Guatemala | TRADE UNIONS | HR

With Carlos Luch

White flags signaling hunger

Illustration: Allan McDonald | Rel UITA

-The pandemic is exacerbating hunger, which is a structural problem in Guatemala…
-The quarantine is primarily affecting workers in the informal economy, who in Guatemala account for 60 percent of the total workforce, that is, the majority of the working population. And the pandemic is wreaking havoc among them.

With the pandemic, hunger has become more evident, but it has long been pervasive among Guatemala’s lower-income sectors. The problem has now become so bad that some homes are hanging a white flag out their windows to signal that they no longer have anything to eat.

We will have to learn to live with the pandemic, but hunger is not something you can live with. And hunger did not originate with the pandemic; it was caused by the policies implemented in the country by a string of governments that have only catered to the interests of those who put them in power: the capital-owners who run the economy.

-And out of a sense of solidarity, Stecsa is helping these families?
-That’s what we’re trying to do. Around the factory there are many people who we’ve known for years, who live mostly on the money they make from selling food to the company’s workers. Our priority has been to help these people get by.

We’re also thinking of a long-term effort, because this is not going to last just a few weeks or a couple of months. We’ll have to supply food on a more permanent basis to some of the families that need it most.

And we’re also seeing how we can help other people who have health issues and are unable to work. But we can only do so much.
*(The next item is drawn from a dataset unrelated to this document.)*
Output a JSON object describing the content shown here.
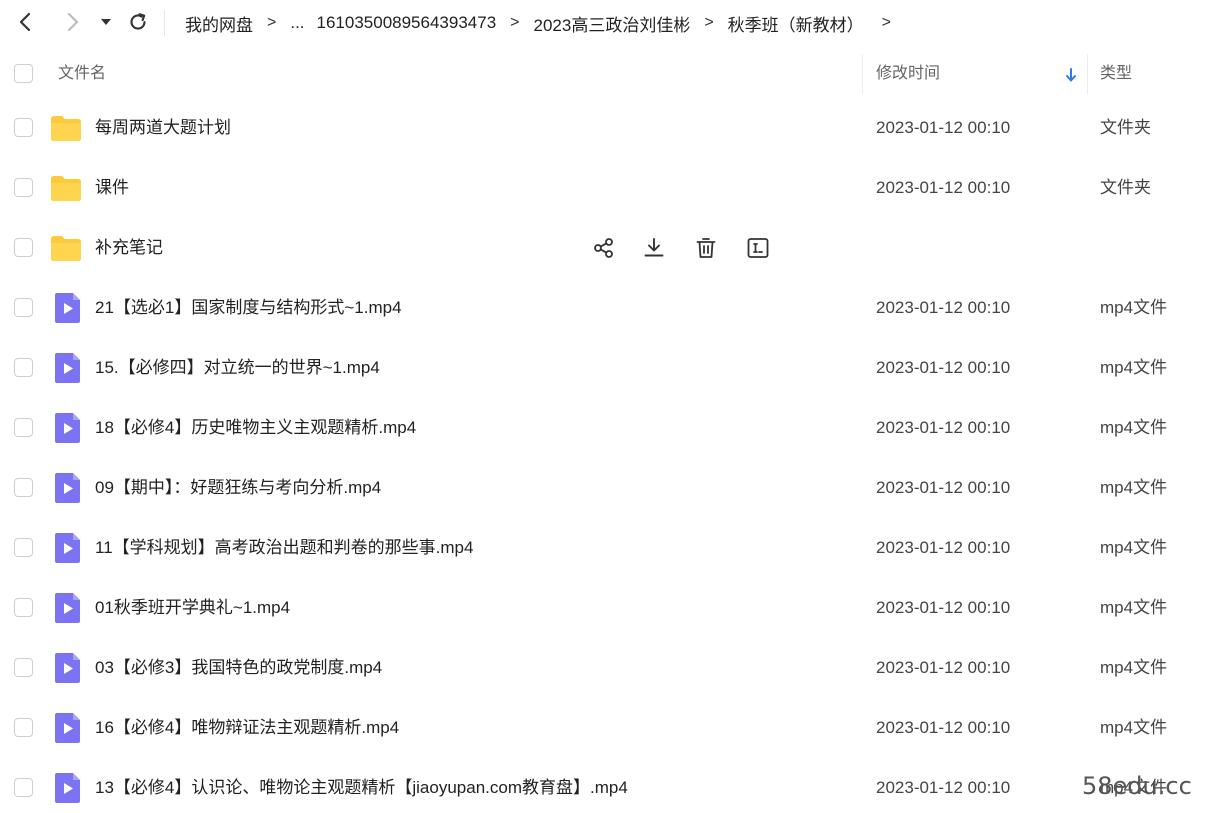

-I imagine this must cause you a lot of anguish. You must feel outraged seeing those white flags.
-Of course. And much unease. However, a great number of people in the country have responded with solidarity to make up for the absence of the state. That may be the one positive thing that’s come out of all this.

-How does that popular saying go? “Only the people can save the people”?
-Guatemala is a country that has lived through many tragic events, including 36 years of civil war, but it has always survived because the people have found ways to organize.

We believe that this will not be the exception: the people, not the government, will eventually find a way out of this situation.